TRY IT:
Retype all of the records shown beneath this task, exactly as they stand.

═══ MATERIAL PROVIDED ═══

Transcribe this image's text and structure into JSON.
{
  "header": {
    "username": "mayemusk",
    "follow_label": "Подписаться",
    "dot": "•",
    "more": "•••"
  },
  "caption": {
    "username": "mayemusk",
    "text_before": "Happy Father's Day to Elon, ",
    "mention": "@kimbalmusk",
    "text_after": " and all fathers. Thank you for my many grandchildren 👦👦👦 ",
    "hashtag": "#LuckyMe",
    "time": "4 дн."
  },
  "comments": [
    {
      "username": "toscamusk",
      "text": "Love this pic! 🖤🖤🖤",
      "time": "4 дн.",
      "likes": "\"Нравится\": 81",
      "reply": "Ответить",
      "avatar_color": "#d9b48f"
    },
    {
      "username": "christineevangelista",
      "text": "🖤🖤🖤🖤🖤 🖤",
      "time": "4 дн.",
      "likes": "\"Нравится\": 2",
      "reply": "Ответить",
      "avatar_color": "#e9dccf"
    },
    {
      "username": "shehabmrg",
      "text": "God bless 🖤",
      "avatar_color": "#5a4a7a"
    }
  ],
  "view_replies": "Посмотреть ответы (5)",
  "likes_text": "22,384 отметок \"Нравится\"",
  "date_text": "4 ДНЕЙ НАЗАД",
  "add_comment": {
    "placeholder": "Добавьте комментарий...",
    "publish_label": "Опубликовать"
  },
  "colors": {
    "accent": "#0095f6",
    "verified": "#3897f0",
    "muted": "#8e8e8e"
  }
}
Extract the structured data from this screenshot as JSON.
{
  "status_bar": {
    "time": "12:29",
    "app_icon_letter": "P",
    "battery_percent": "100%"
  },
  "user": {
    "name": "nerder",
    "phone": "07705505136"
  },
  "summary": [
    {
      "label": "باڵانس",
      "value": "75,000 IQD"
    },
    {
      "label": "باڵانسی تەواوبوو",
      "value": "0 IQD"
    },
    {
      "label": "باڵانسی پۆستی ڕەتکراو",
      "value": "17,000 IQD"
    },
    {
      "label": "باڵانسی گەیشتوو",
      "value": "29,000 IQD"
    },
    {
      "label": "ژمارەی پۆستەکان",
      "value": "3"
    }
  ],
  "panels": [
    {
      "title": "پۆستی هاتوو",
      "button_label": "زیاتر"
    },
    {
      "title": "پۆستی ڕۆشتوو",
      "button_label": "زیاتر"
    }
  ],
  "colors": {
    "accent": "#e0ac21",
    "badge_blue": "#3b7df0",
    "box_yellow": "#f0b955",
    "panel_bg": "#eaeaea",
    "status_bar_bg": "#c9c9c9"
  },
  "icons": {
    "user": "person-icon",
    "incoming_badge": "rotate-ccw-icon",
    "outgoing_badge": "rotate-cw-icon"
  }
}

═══

OUTPUT OF THE TASK:
Transcribe this image's text and structure into JSON.
{
  "header": {
    "username": "mayemusk",
    "follow_label": "Подписаться",
    "dot": "•",
    "more": "•••"
  },
  "caption": {
    "username": "mayemusk",
    "text_before": "Happy Father's Day to Elon, ",
    "mention": "@kimbalmusk",
    "text_after": " and all fathers. Thank you for my many grandchildren 👦👦👦 ",
    "hashtag": "#LuckyMe",
    "time": "4 дн."
  },
  "comments": [
    {
      "username": "toscamusk",
      "text": "Love this pic! 🖤🖤🖤",
      "time": "4 дн.",
      "likes": "\"Нравится\": 81",
      "reply": "Ответить",
      "avatar_color": "#d9b48f"
    },
    {
      "username": "christineevangelista",
      "text": "🖤🖤🖤🖤🖤 🖤",
      "time": "4 дн.",
      "likes": "\"Нравится\": 2",
      "reply": "Ответить",
      "avatar_color": "#e9dccf"
    },
    {
      "username": "shehabmrg",
      "text": "God bless 🖤",
      "avatar_color": "#5a4a7a"
    }
  ],
  "view_replies": "Посмотреть ответы (5)",
  "likes_text": "22,384 отметок \"Нравится\"",
  "date_text": "4 ДНЕЙ НАЗАД",
  "add_comment": {
    "placeholder": "Добавьте комментарий...",
    "publish_label": "Опубликовать"
  },
  "colors": {
    "accent": "#0095f6",
    "verified": "#3897f0",
    "muted": "#8e8e8e"
  }
}
Extract the structured data from this screenshot as JSON.
{
  "status_bar": {
    "time": "12:29",
    "app_icon_letter": "P",
    "battery_percent": "100%"
  },
  "user": {
    "name": "nerder",
    "phone": "07705505136"
  },
  "summary": [
    {
      "label": "باڵانس",
      "value": "75,000 IQD"
    },
    {
      "label": "باڵانسی تەواوبوو",
      "value": "0 IQD"
    },
    {
      "label": "باڵانسی پۆستی ڕەتکراو",
      "value": "17,000 IQD"
    },
    {
      "label": "باڵانسی گەیشتوو",
      "value": "29,000 IQD"
    },
    {
      "label": "ژمارەی پۆستەکان",
      "value": "3"
    }
  ],
  "panels": [
    {
      "title": "پۆستی هاتوو",
      "button_label": "زیاتر"
    },
    {
      "title": "پۆستی ڕۆشتوو",
      "button_label": "زیاتر"
    }
  ],
  "colors": {
    "accent": "#e0ac21",
    "badge_blue": "#3b7df0",
    "box_yellow": "#f0b955",
    "panel_bg": "#eaeaea",
    "status_bar_bg": "#c9c9c9"
  },
  "icons": {
    "user": "person-icon",
    "incoming_badge": "rotate-ccw-icon",
    "outgoing_badge": "rotate-cw-icon"
  }
}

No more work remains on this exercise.